From the terrace, look down onto the Neckar River to the Old Bridge. With nine red sandstone arches spanning the waterway, it blends harmoniously with the surroundings. On one of the last days of World War II, troops used explosives to render all of Heidelberg’s Neckar bridges impassable, including the Old Bridge. But thanks to the town’s residents who took up a collection drive, work to rebuild it began as soon after the war ended. In 2001 the Old Bridge was added to the World Monuments Fund.
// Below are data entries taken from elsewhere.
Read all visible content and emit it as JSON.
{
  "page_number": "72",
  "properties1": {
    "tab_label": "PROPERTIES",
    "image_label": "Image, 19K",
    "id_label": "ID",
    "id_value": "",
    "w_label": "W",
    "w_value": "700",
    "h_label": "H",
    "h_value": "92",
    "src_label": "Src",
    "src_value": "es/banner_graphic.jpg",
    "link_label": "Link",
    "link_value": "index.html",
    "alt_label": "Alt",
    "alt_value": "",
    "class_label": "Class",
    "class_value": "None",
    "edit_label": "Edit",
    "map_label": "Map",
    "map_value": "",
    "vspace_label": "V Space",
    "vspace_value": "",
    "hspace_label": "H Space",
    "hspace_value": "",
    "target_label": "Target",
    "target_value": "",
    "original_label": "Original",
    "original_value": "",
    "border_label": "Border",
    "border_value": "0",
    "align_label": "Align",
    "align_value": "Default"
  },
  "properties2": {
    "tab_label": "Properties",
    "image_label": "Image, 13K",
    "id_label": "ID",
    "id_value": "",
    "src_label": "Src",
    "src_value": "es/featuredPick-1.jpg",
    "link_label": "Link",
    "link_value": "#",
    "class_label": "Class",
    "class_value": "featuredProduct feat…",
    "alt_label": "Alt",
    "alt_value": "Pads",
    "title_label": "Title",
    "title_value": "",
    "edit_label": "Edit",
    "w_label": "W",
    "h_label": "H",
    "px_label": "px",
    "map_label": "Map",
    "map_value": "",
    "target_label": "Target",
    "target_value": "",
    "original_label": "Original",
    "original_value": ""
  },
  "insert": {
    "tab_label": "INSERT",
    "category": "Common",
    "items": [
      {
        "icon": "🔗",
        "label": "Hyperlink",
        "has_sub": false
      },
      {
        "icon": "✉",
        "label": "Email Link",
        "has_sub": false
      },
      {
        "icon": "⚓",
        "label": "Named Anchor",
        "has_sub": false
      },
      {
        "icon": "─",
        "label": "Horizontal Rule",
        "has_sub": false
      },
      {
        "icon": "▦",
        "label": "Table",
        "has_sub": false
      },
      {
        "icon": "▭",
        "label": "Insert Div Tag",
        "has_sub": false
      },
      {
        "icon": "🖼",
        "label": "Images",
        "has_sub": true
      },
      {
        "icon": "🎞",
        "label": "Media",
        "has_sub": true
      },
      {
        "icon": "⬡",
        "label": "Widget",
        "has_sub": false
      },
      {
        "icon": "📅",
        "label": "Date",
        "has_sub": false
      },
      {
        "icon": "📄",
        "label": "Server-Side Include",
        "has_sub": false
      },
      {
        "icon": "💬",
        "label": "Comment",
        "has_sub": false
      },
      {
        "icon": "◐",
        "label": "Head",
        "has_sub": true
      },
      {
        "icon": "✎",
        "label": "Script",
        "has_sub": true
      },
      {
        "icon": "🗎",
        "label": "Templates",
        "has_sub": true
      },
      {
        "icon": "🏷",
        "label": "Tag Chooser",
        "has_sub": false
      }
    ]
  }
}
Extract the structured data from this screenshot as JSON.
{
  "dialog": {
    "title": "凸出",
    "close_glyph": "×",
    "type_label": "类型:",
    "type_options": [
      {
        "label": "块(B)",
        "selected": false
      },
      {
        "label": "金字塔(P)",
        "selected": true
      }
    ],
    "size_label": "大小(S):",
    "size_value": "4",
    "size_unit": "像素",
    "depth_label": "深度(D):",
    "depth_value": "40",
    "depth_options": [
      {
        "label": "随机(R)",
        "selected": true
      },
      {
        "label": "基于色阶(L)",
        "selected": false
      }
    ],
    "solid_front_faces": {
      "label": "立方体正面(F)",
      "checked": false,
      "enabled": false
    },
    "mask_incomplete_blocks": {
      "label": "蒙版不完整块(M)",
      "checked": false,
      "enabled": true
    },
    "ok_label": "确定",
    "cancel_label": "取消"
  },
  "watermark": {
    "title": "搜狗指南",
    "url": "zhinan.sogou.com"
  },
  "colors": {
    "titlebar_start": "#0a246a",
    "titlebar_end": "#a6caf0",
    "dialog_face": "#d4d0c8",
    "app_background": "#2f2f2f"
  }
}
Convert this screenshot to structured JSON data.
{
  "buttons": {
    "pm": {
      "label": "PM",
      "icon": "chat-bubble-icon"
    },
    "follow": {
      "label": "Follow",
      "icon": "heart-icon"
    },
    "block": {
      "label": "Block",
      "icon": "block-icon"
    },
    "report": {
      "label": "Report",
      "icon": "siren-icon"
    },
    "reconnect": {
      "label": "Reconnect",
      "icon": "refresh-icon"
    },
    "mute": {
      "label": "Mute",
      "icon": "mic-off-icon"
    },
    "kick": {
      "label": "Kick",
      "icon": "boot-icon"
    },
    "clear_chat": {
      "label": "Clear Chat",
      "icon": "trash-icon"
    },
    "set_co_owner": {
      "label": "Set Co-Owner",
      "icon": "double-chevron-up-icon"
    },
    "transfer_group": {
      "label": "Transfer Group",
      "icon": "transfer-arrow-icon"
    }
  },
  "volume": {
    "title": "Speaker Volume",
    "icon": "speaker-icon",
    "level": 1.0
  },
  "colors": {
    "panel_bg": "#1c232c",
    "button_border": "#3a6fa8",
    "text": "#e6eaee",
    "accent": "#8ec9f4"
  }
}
After the war, the United States Armed Forces built large barracks on the southern end of the city. Between the soldiers and their families, the large student population (thanks to the 14th century University of Heidelberg), worldly visitors and locals, Heidelberg is truly an internationally and culturally diverse destination, despite its small size.
During the holidays, the tourism floodgates open. Heidelberg is home to one of Germany’s best and most beautiful Christmas Markets. With over 120 stalls, you’re surrounded by trees glistening with lights, stunning castle views and the Old Quarter. After shopping for holiday gifts, have a glass of Glühwein before skating around the open-air ice rink.

Heidelberg is easy to get to. From Frankfurt, the EuroCity train takes just an hour. Stuttgart, cradle of the automobile and home to the Porsche and Mercedes museums, can be reached in 45 minutes on the 170mph ICE train. Munich takes less than three hours.

Forget the car. With your German Rail Pass, take the train to the Romantic Road – and fall in love faster than you could ever have imagined.

Heidelberg station(s)

Trains are convenient way to reach any town and city in Europe. All main towns have a railway station, while major cities have more than two railway stations. Nearly all railway stations are located in the city centre. Check our map to locate railway station(s) in Heidelberg.

Heidelberg city guide